* _TASK DIRECTIONS_
Would you reproduce the data below exactly, please, leaving out its images?

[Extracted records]
______
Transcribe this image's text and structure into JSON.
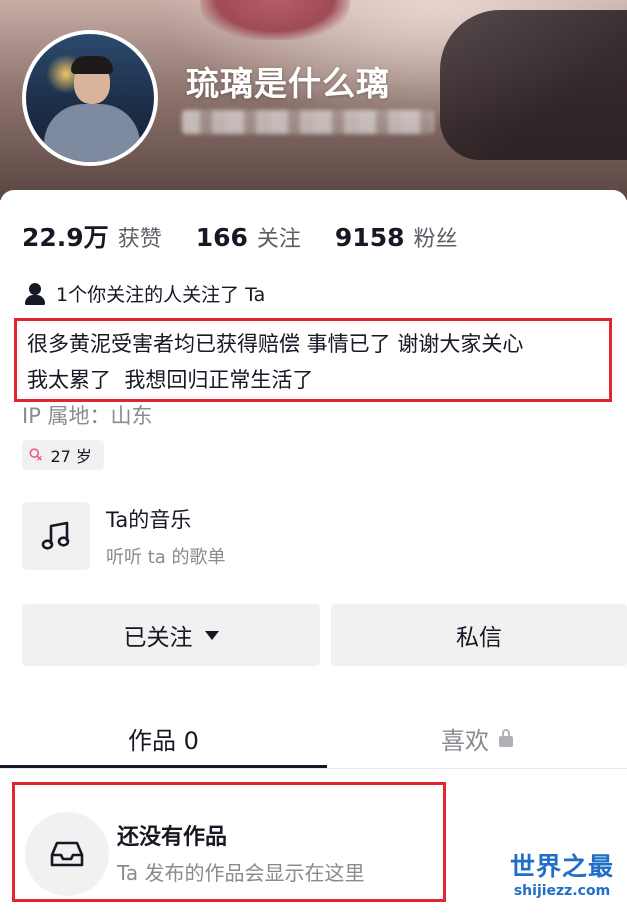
{
  "profile": {
    "username": "琉璃是什么璃"
  },
  "stats": [
    {
      "value": "22.9万",
      "label": "获赞"
    },
    {
      "value": "166",
      "label": "关注"
    },
    {
      "value": "9158",
      "label": "粉丝"
    }
  ],
  "mutual": {
    "text": "1个你关注的人关注了 Ta",
    "icon": "person-icon"
  },
  "bio": {
    "line1": "很多黄泥受害者均已获得赔偿 事情已了 谢谢大家关心",
    "line2": "我太累了  我想回归正常生活了"
  },
  "ip_location": "IP 属地：山东",
  "age_tag": {
    "icon": "female-icon",
    "icon_glyph": "♀",
    "text": "27 岁"
  },
  "music": {
    "icon": "music-note-icon",
    "title": "Ta的音乐",
    "subtitle": "听听 ta 的歌单"
  },
  "buttons": {
    "follow_label": "已关注",
    "message_label": "私信"
  },
  "tabs": [
    {
      "label": "作品 0",
      "active": true
    },
    {
      "label": "喜欢",
      "active": false,
      "icon": "lock-icon"
    }
  ],
  "empty_state": {
    "icon": "inbox-icon",
    "title": "还没有作品",
    "description": "Ta 发布的作品会显示在这里"
  },
  "watermark": {
    "title": "世界之最",
    "url": "shijiezz.com"
  },
  "colors": {
    "annotation_border": "#e3262d",
    "female_accent": "#f0508c",
    "watermark": "#1f6fc9"
  }
}
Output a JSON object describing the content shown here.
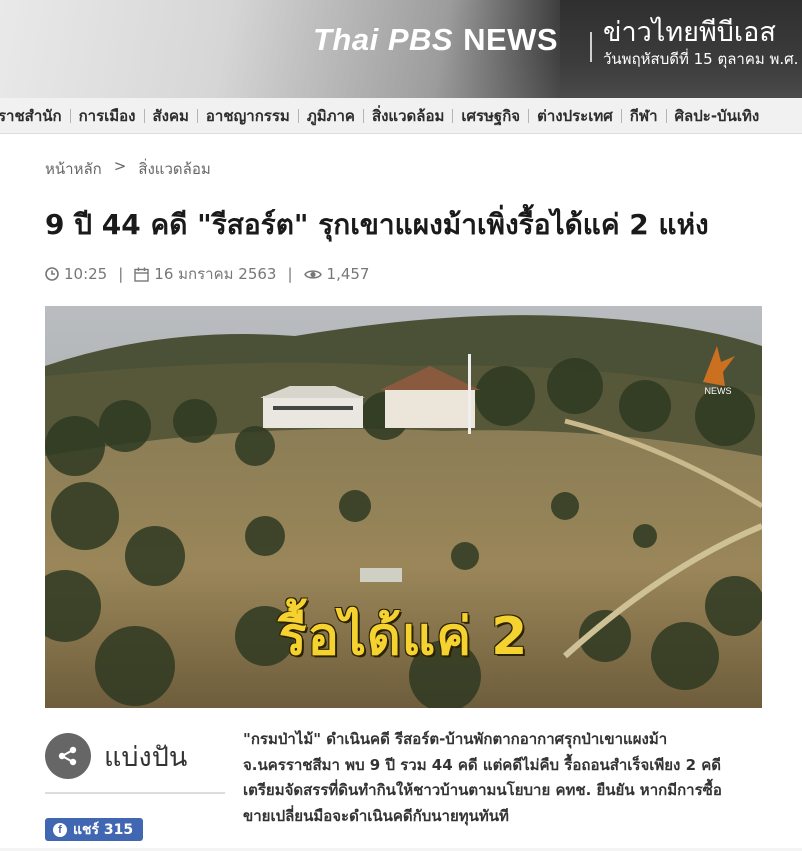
{
  "header": {
    "logo_brand": "Thai PBS",
    "logo_news": "NEWS",
    "thai_name": "ข่าวไทยพีบีเอส",
    "date_text": "วันพฤหัสบดีที่ 15 ตุลาคม พ.ศ."
  },
  "nav": {
    "items": [
      {
        "label": "ราชสำนัก"
      },
      {
        "label": "การเมือง"
      },
      {
        "label": "สังคม"
      },
      {
        "label": "อาชญากรรม"
      },
      {
        "label": "ภูมิภาค"
      },
      {
        "label": "สิ่งแวดล้อม"
      },
      {
        "label": "เศรษฐกิจ"
      },
      {
        "label": "ต่างประเทศ"
      },
      {
        "label": "กีฬา"
      },
      {
        "label": "ศิลปะ-บันเทิง"
      }
    ]
  },
  "breadcrumb": {
    "home": "หน้าหลัก",
    "separator": ">",
    "current": "สิ่งแวดล้อม"
  },
  "article": {
    "title": "9 ปี 44 คดี \"รีสอร์ต\" รุกเขาแผงม้าเพิ่งรื้อได้แค่ 2 แห่ง",
    "time": "10:25",
    "date": "16 มกราคม 2563",
    "views": "1,457",
    "meta_separator": "|",
    "image_caption": "รื้อได้แค่ 2",
    "image_watermark": "NEWS",
    "lead_lines": [
      "\"กรมป่าไม้\" ดำเนินคดี รีสอร์ต-บ้านพักตากอากาศรุกป่าเขาแผงม้า",
      "จ.นครราชสีมา พบ 9 ปี รวม 44 คดี แต่คดีไม่คืบ รื้อถอนสำเร็จเพียง 2 คดี",
      "เตรียมจัดสรรที่ดินทำกินให้ชาวบ้านตามนโยบาย คทช. ยืนยัน หากมีการซื้อ",
      "ขายเปลี่ยนมือจะดำเนินคดีกับนายทุนทันที"
    ]
  },
  "share": {
    "label": "แบ่งปัน",
    "fb_label": "แชร์ 315",
    "fb_icon_letter": "f"
  },
  "colors": {
    "caption_yellow": "#f5d22f",
    "facebook_blue": "#4267b2"
  },
  "icons": {
    "clock": "clock-icon",
    "calendar": "calendar-icon",
    "eye": "eye-icon",
    "share": "share-icon",
    "facebook": "facebook-icon"
  }
}
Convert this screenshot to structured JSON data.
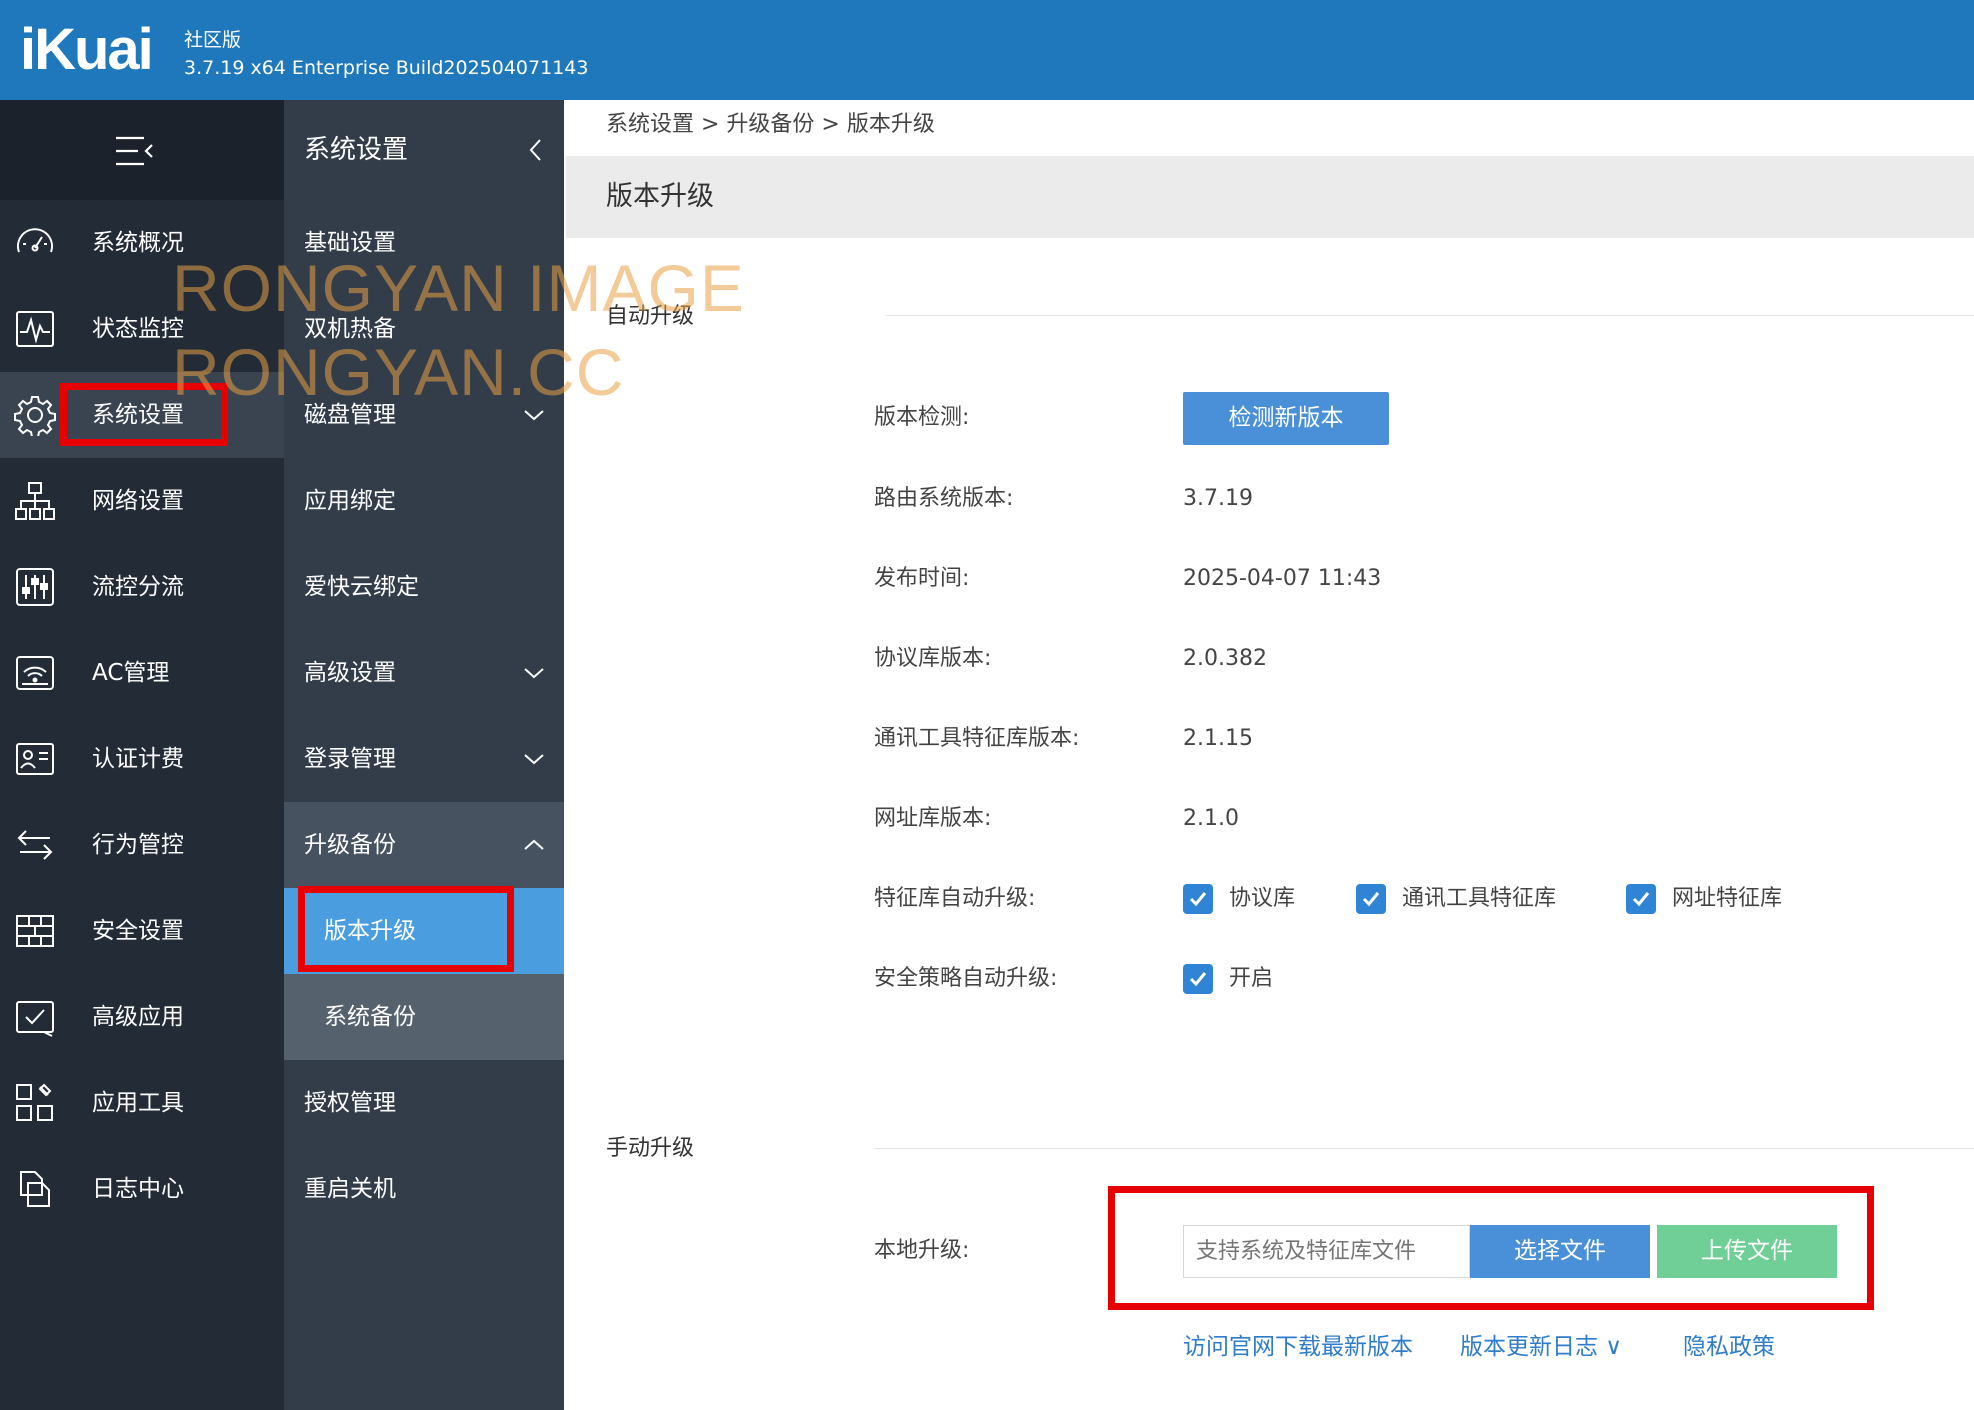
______
* _RESPONSE TO THE EXERCISE_
Transcribe this image's text and structure into JSON.
{
  "profile": {
    "username": "琉璃是什么璃"
  },
  "stats": [
    {
      "value": "22.9万",
      "label": "获赞"
    },
    {
      "value": "166",
      "label": "关注"
    },
    {
      "value": "9158",
      "label": "粉丝"
    }
  ],
  "mutual": {
    "text": "1个你关注的人关注了 Ta",
    "icon": "person-icon"
  },
  "bio": {
    "line1": "很多黄泥受害者均已获得赔偿 事情已了 谢谢大家关心",
    "line2": "我太累了  我想回归正常生活了"
  },
  "ip_location": "IP 属地：山东",
  "age_tag": {
    "icon": "female-icon",
    "icon_glyph": "♀",
    "text": "27 岁"
  },
  "music": {
    "icon": "music-note-icon",
    "title": "Ta的音乐",
    "subtitle": "听听 ta 的歌单"
  },
  "buttons": {
    "follow_label": "已关注",
    "message_label": "私信"
  },
  "tabs": [
    {
      "label": "作品 0",
      "active": true
    },
    {
      "label": "喜欢",
      "active": false,
      "icon": "lock-icon"
    }
  ],
  "empty_state": {
    "icon": "inbox-icon",
    "title": "还没有作品",
    "description": "Ta 发布的作品会显示在这里"
  },
  "watermark": {
    "title": "世界之最",
    "url": "shijiezz.com"
  },
  "colors": {
    "annotation_border": "#e3262d",
    "female_accent": "#f0508c",
    "watermark": "#1f6fc9"
  }
}
Output a JSON object describing the content shown here.
{
  "header": {
    "logo_brand": "Thai PBS",
    "logo_news": "NEWS",
    "thai_name": "ข่าวไทยพีบีเอส",
    "date_text": "วันพฤหัสบดีที่ 15 ตุลาคม พ.ศ."
  },
  "nav": {
    "items": [
      {
        "label": "ราชสำนัก"
      },
      {
        "label": "การเมือง"
      },
      {
        "label": "สังคม"
      },
      {
        "label": "อาชญากรรม"
      },
      {
        "label": "ภูมิภาค"
      },
      {
        "label": "สิ่งแวดล้อม"
      },
      {
        "label": "เศรษฐกิจ"
      },
      {
        "label": "ต่างประเทศ"
      },
      {
        "label": "กีฬา"
      },
      {
        "label": "ศิลปะ-บันเทิง"
      }
    ]
  },
  "breadcrumb": {
    "home": "หน้าหลัก",
    "separator": ">",
    "current": "สิ่งแวดล้อม"
  },
  "article": {
    "title": "9 ปี 44 คดี \"รีสอร์ต\" รุกเขาแผงม้าเพิ่งรื้อได้แค่ 2 แห่ง",
    "time": "10:25",
    "date": "16 มกราคม 2563",
    "views": "1,457",
    "meta_separator": "|",
    "image_caption": "รื้อได้แค่ 2",
    "image_watermark": "NEWS",
    "lead_lines": [
      "\"กรมป่าไม้\" ดำเนินคดี รีสอร์ต-บ้านพักตากอากาศรุกป่าเขาแผงม้า",
      "จ.นครราชสีมา พบ 9 ปี รวม 44 คดี แต่คดีไม่คืบ รื้อถอนสำเร็จเพียง 2 คดี",
      "เตรียมจัดสรรที่ดินทำกินให้ชาวบ้านตามนโยบาย คทช. ยืนยัน หากมีการซื้อ",
      "ขายเปลี่ยนมือจะดำเนินคดีกับนายทุนทันที"
    ]
  },
  "share": {
    "label": "แบ่งปัน",
    "fb_label": "แชร์ 315",
    "fb_icon_letter": "f"
  },
  "colors": {
    "caption_yellow": "#f5d22f",
    "facebook_blue": "#4267b2"
  },
  "icons": {
    "clock": "clock-icon",
    "calendar": "calendar-icon",
    "eye": "eye-icon",
    "share": "share-icon",
    "facebook": "facebook-icon"
  }
}
Convert this screenshot to structured JSON data.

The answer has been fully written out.